In March we planted wildflowers seeds on Middleborough Hill to improve the area for people and wildlife.
Middleborough Hill in Croyde, adjacent to the Baggy Point car park and Sandleigh Tea Room, is undergoing a transformation, improving the area both for people and wildlife. The field, which previously has been sheep grazed and a seasonal overflow car park is being turned into a glorious wildflower meadow and orchard. It will be a place where wildlife can thrive, but also a place that connects people with nature with spaces to picnic, paths to walk on and areas to sit and watch the waves roll into the bay.
Just before lockdown National Trust rangers and local contractors managed to get out and sow wildflower seeds and plant the first 6 fruit trees in the orchard on Middleborough Hill.
The seed mix contains lots of pollinator friendly plants such as clover and vetch, but also poppies and cornflowers which will be really eye catching especially when combined with the rugged backdrop of the North Devon coastline.
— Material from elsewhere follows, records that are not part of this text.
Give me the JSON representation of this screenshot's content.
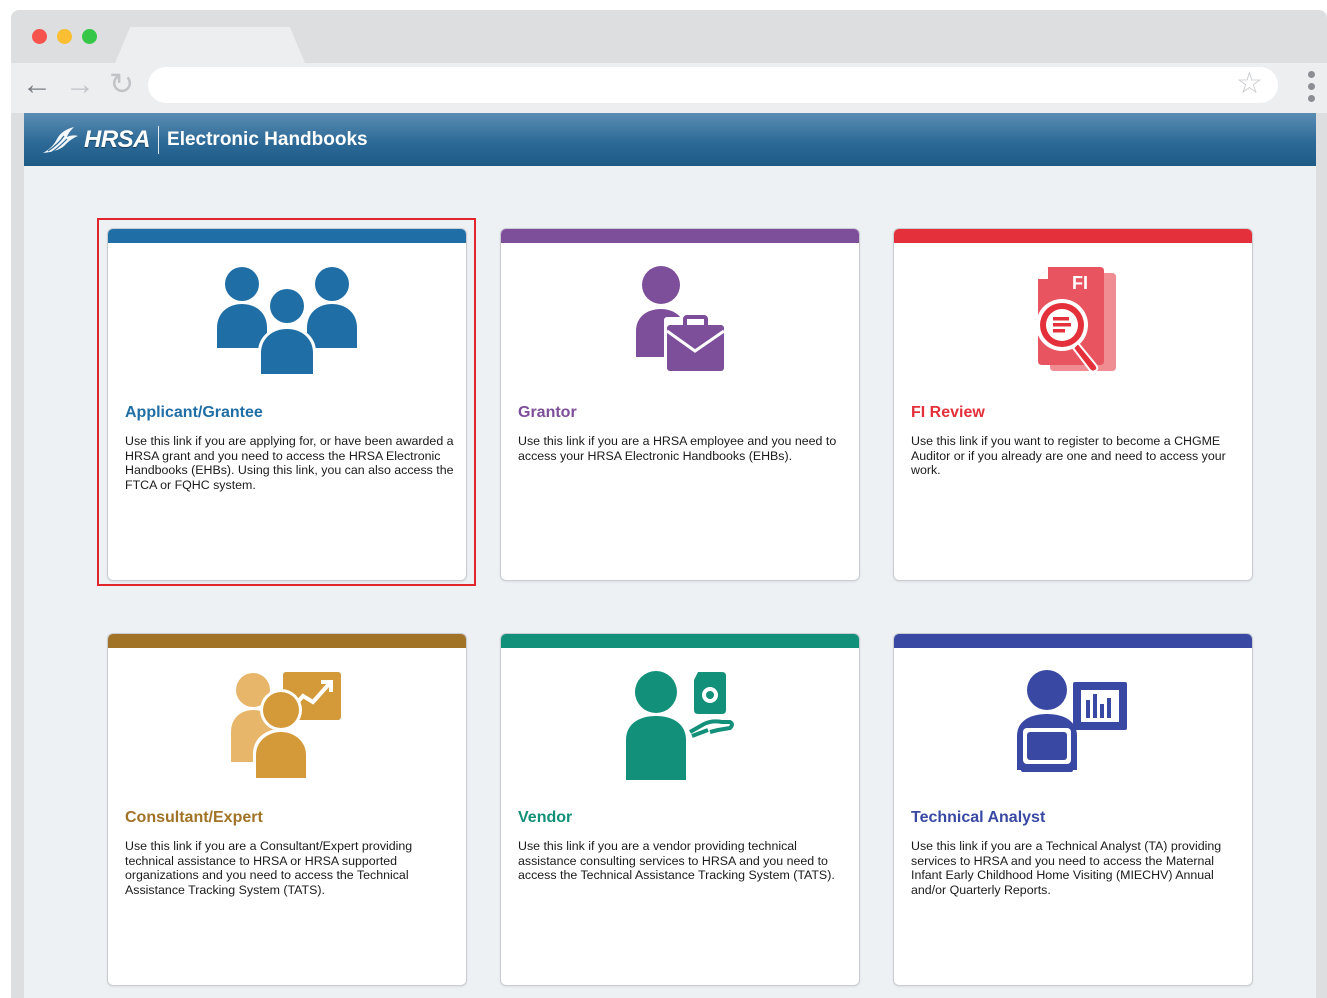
{
  "browser": {
    "address_value": "",
    "address_placeholder": ""
  },
  "header": {
    "logo_text": "HRSA",
    "app_title": "Electronic Handbooks"
  },
  "cards": [
    {
      "title": "Applicant/Grantee",
      "description": "Use this link if you are applying for, or have been awarded a HRSA grant and you need to access the HRSA Electronic Handbooks (EHBs). Using this link, you can also access the FTCA or FQHC system.",
      "color": "#1f6ea5",
      "icon": "group-users-icon",
      "selected": true
    },
    {
      "title": "Grantor",
      "description": "Use this link if you are a HRSA employee and you need to access your HRSA Electronic Handbooks (EHBs).",
      "color": "#7d4e9a",
      "icon": "user-briefcase-icon"
    },
    {
      "title": "FI Review",
      "description": "Use this link if you want to register to become a CHGME Auditor or if you already are one and need to access your work.",
      "color": "#e3303a",
      "icon": "fi-document-search-icon",
      "icon_label": "FI"
    },
    {
      "title": "Consultant/Expert",
      "description": "Use this link if you are a Consultant/Expert providing technical assistance to HRSA or HRSA supported organizations and you need to access the Technical Assistance Tracking System (TATS).",
      "color": "#a17327",
      "icon": "consultant-chart-icon"
    },
    {
      "title": "Vendor",
      "description": "Use this link if you are a vendor providing technical assistance consulting services to HRSA and you need to access the Technical Assistance Tracking System (TATS).",
      "color": "#13907a",
      "icon": "vendor-service-icon"
    },
    {
      "title": "Technical Analyst",
      "description": "Use this link if you are a Technical Analyst (TA) providing services to HRSA and you need to access the Maternal Infant Early Childhood Home Visiting (MIECHV) Annual and/or Quarterly Reports.",
      "color": "#3949a3",
      "icon": "analyst-laptop-chart-icon"
    }
  ]
}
As it stands it is hoped that they will be established and readily waiting for people to enjoy once lockdown is over, and hopefully the wildlife will be reaping the benefits even sooner.
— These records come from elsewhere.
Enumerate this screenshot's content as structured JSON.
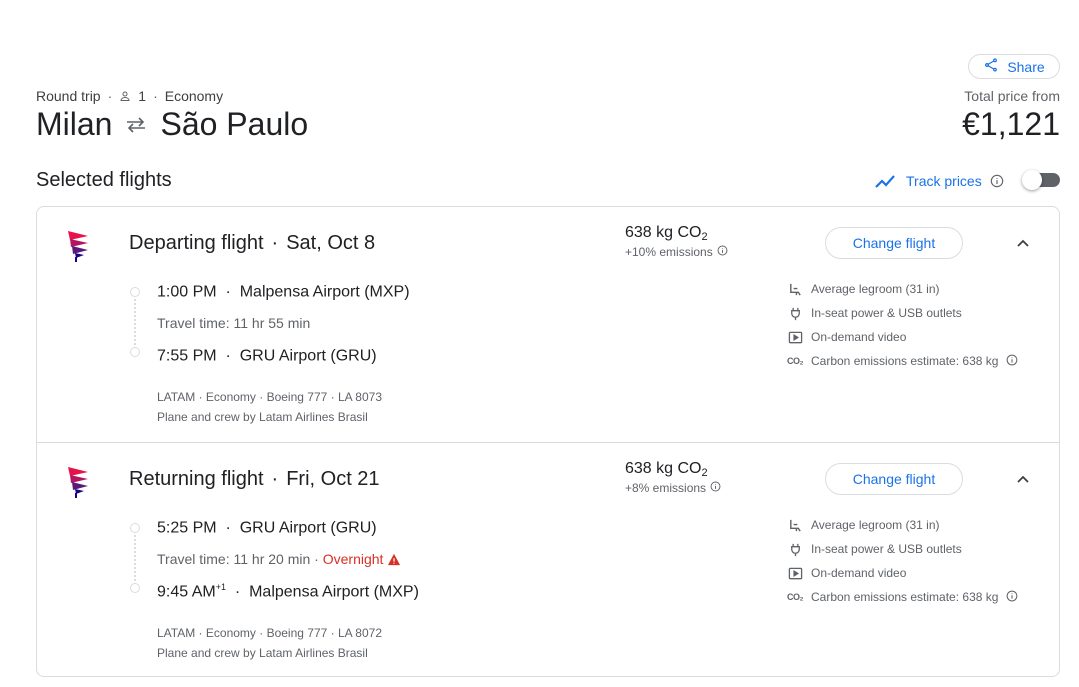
{
  "header": {
    "share_label": "Share",
    "trip_type": "Round trip",
    "passengers": "1",
    "cabin": "Economy",
    "origin": "Milan",
    "destination": "São Paulo",
    "total_label": "Total price from",
    "total_price": "€1,121"
  },
  "section_title": "Selected flights",
  "track_prices": {
    "label": "Track prices",
    "enabled": false
  },
  "flights": [
    {
      "title": "Departing flight",
      "date": "Sat, Oct 8",
      "co2": "638 kg CO",
      "co2_sub": "2",
      "emissions_pct": "+10% emissions",
      "change_label": "Change flight",
      "depart_time": "1:00 PM",
      "depart_sup": "",
      "depart_airport": "Malpensa Airport (MXP)",
      "travel_time": "Travel time: 11 hr 55 min",
      "overnight": "",
      "arrive_time": "7:55 PM",
      "arrive_sup": "",
      "arrive_airport": "GRU Airport (GRU)",
      "airline_line": "LATAM · Economy · Boeing 777 · LA 8073",
      "operator": "Plane and crew by Latam Airlines Brasil",
      "amenities": [
        "Average legroom (31 in)",
        "In-seat power & USB outlets",
        "On-demand video",
        "Carbon emissions estimate: 638 kg"
      ]
    },
    {
      "title": "Returning flight",
      "date": "Fri, Oct 21",
      "co2": "638 kg CO",
      "co2_sub": "2",
      "emissions_pct": "+8% emissions",
      "change_label": "Change flight",
      "depart_time": "5:25 PM",
      "depart_sup": "",
      "depart_airport": "GRU Airport (GRU)",
      "travel_time": "Travel time: 11 hr 20 min",
      "overnight": "Overnight",
      "arrive_time": "9:45 AM",
      "arrive_sup": "+1",
      "arrive_airport": "Malpensa Airport (MXP)",
      "airline_line": "LATAM · Economy · Boeing 777 · LA 8072",
      "operator": "Plane and crew by Latam Airlines Brasil",
      "amenities": [
        "Average legroom (31 in)",
        "In-seat power & USB outlets",
        "On-demand video",
        "Carbon emissions estimate: 638 kg"
      ]
    }
  ],
  "colors": {
    "accent": "#1a73e8",
    "warning": "#d93025",
    "border": "#dadce0",
    "muted": "#5f6368"
  },
  "icons": [
    "share-icon",
    "person-icon",
    "swap-arrows-icon",
    "trending-icon",
    "info-icon",
    "latam-logo",
    "chevron-up-icon",
    "legroom-icon",
    "power-plug-icon",
    "video-icon",
    "co2-icon",
    "warning-icon"
  ]
}
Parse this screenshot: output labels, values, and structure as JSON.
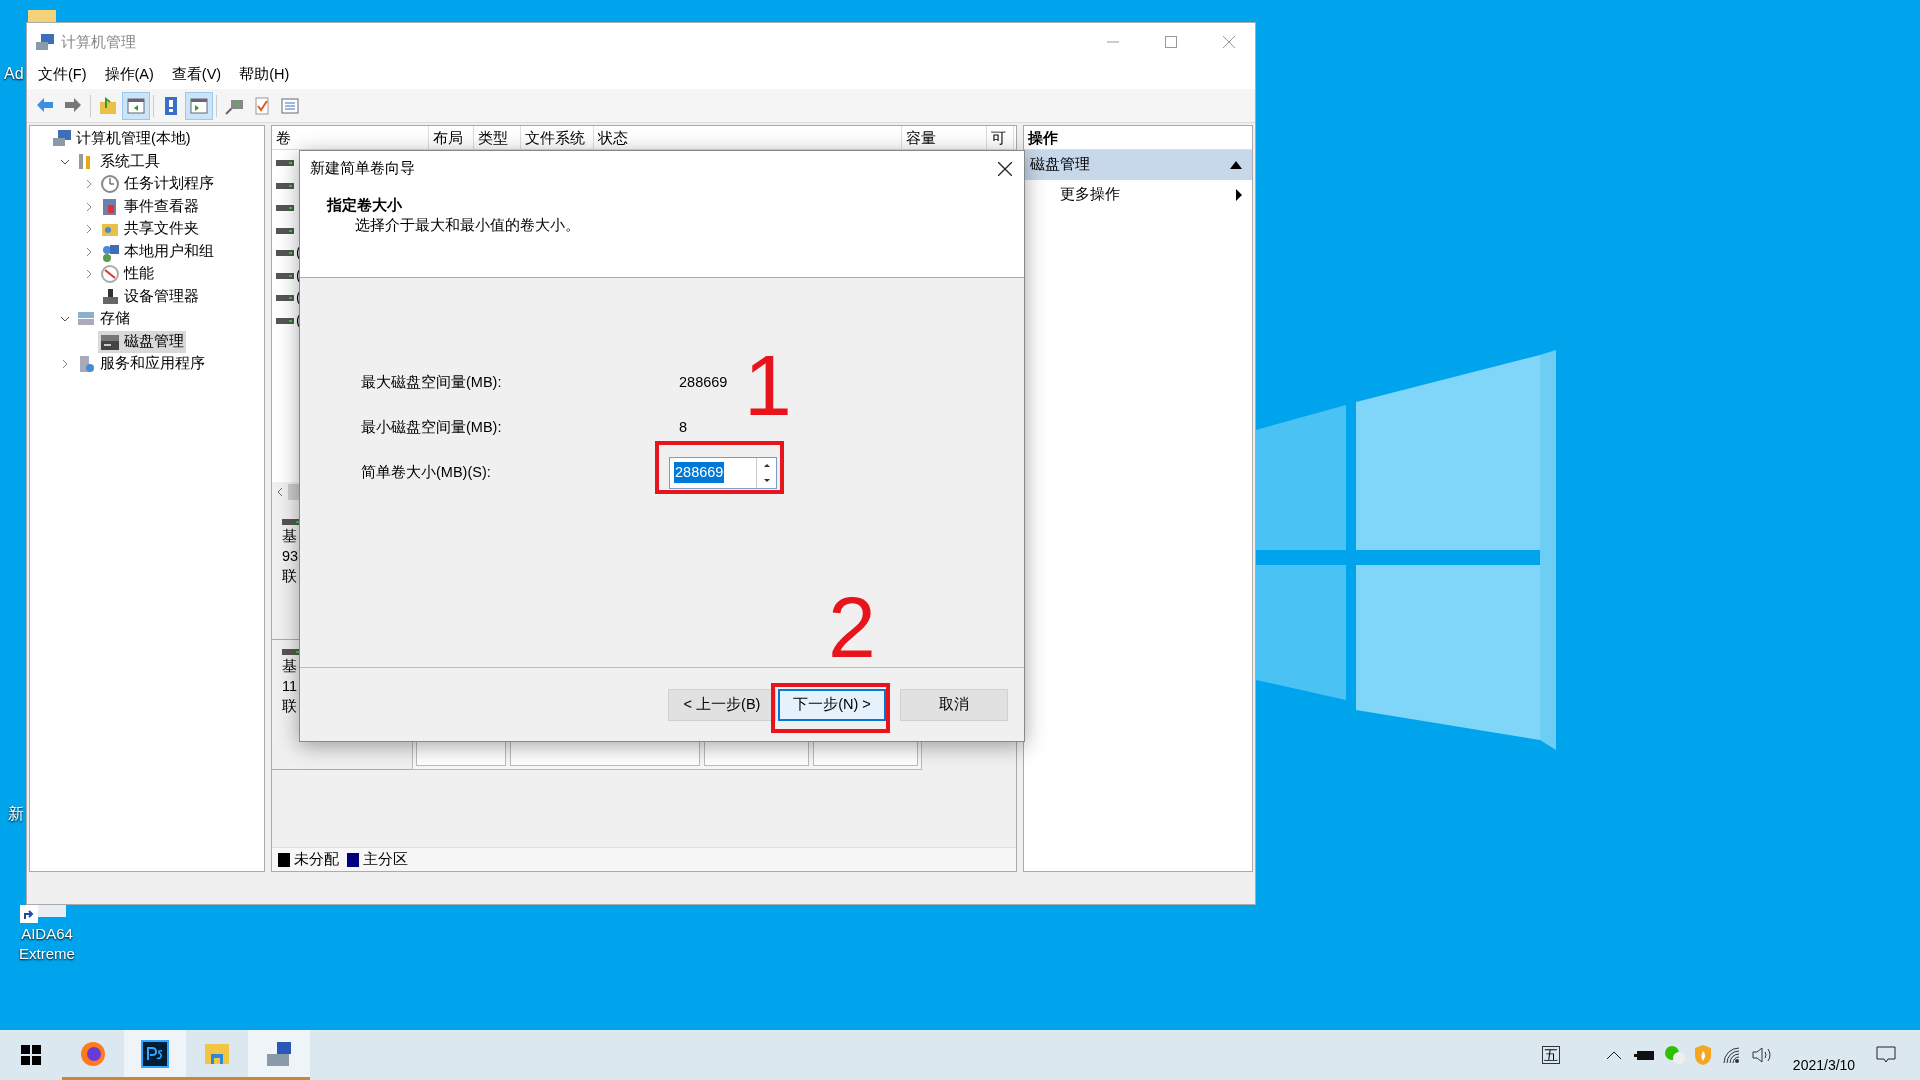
{
  "desktop": {
    "icons": [
      {
        "label": "Ad"
      },
      {
        "label": "新"
      },
      {
        "label": "AIDA64 Extreme"
      }
    ]
  },
  "window": {
    "title": "计算机管理",
    "menu": [
      "文件(F)",
      "操作(A)",
      "查看(V)",
      "帮助(H)"
    ],
    "toolbar": [
      {
        "pressed": false
      },
      {
        "pressed": false
      },
      {
        "pressed": false
      },
      {
        "pressed": true
      },
      {
        "pressed": false
      },
      {
        "pressed": true
      },
      {
        "pressed": false
      },
      {
        "pressed": false
      },
      {
        "pressed": false
      }
    ],
    "tree": [
      {
        "label": "计算机管理(本地)",
        "selected": false,
        "children": [
          {
            "label": "系统工具",
            "selected": false,
            "expanded": true,
            "children": [
              {
                "label": "任务计划程序",
                "selected": false,
                "expanded": false
              },
              {
                "label": "事件查看器",
                "selected": false,
                "expanded": false
              },
              {
                "label": "共享文件夹",
                "selected": false,
                "expanded": false
              },
              {
                "label": "本地用户和组",
                "selected": false,
                "expanded": false
              },
              {
                "label": "性能",
                "selected": false,
                "expanded": false
              },
              {
                "label": "设备管理器",
                "selected": false
              }
            ]
          },
          {
            "label": "存储",
            "selected": false,
            "expanded": true,
            "children": [
              {
                "label": "磁盘管理",
                "selected": true
              }
            ]
          },
          {
            "label": "服务和应用程序",
            "selected": false,
            "expanded": false
          }
        ]
      }
    ],
    "volume_list": {
      "columns": [
        "卷",
        "布局",
        "类型",
        "文件系统",
        "状态",
        "容量",
        "可"
      ],
      "rows": [
        {
          "kind": "disk"
        },
        {
          "kind": "disk"
        },
        {
          "kind": "disk"
        },
        {
          "kind": "disk"
        },
        {
          "kind": "disk",
          "text": "("
        },
        {
          "kind": "disk",
          "text": "("
        },
        {
          "kind": "disk",
          "text": "("
        },
        {
          "kind": "disk",
          "text": "("
        }
      ]
    },
    "disks": [
      {
        "lines": [
          "基",
          "93",
          "联"
        ]
      },
      {
        "lines": [
          "基",
          "11",
          "联"
        ]
      }
    ],
    "legend": [
      {
        "label": "未分配",
        "color": "#000000"
      },
      {
        "label": "主分区",
        "color": "#000080"
      }
    ],
    "actions": {
      "title": "操作",
      "items": [
        {
          "label": "磁盘管理",
          "selected": true
        },
        {
          "label": "更多操作",
          "selected": false
        }
      ]
    }
  },
  "dialog": {
    "title": "新建简单卷向导",
    "heading": "指定卷大小",
    "subtitle": "选择介于最大和最小值的卷大小。",
    "fields": [
      {
        "kind": "text",
        "label": "最大磁盘空间量(MB):",
        "value": "288669"
      },
      {
        "kind": "text",
        "label": "最小磁盘空间量(MB):",
        "value": "8"
      },
      {
        "kind": "spinner",
        "label": "简单卷大小(MB)(S):",
        "value": "288669"
      }
    ],
    "buttons": [
      {
        "label": "< 上一步(B)",
        "focused": false
      },
      {
        "label": "下一步(N) >",
        "focused": true
      },
      {
        "label": "取消",
        "focused": false
      }
    ]
  },
  "annotations": [
    {
      "label": "1"
    },
    {
      "label": "2"
    }
  ],
  "taskbar": {
    "apps": [
      {
        "running": true,
        "highlighted": false
      },
      {
        "running": true,
        "highlighted": true
      },
      {
        "running": true,
        "highlighted": false
      },
      {
        "running": true,
        "highlighted": true
      }
    ],
    "ime": "五",
    "date": "2021/3/10"
  }
}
Restoring a healthy, beautiful natural environment is at the heart of the National Trust’s ten year ‘Playing our Part’ strategy and are committed to making more space for nature. This work is part of a whole host of other projects on the North Devon coast and nationally to improve habitats in a way that people can enjoy.
" A lot of the wonderful wildlife on our property is not always readily accessible, people often associate seeing the spectacles that nature provides with having to go on grand and physically exertive adventures. This project gives us an opportunity to bring wildlife to those people who wouldn’t normally tackle the wilds of the South West coast-path. It will be a beautiful place to sit and enjoy. "
Baggy Point is a great site for many species including our native pollinators, and the meadow will hopefully improve that. Every year the point is surveyed for its wildlife, with special focus given to bumblebee numbers. One of particular interest is the Brown Banded Carder Bee last seen on Baggy in 2000, but with a strong population in the nearby Braunton Burrows. This nationally important species was once found widely across Devon but is now confined to just a few small sites along the North Devon coast. This particular bee tends to fly later in the summer so there is often little forage for it to feed, as modern farming pressures tend to require fields to be cut much earlier in the year.
The survey work is done in conjunction with Bumblebee conservation as part of their Westcountry Buzz project, the project focusses on improving bumblebee habitat across North Devon. The Bumblebee Conservation Trust have also contributed towards sowing the wildflower seed. It is great to be working in partnership this way; making places better for people and nature across organisations.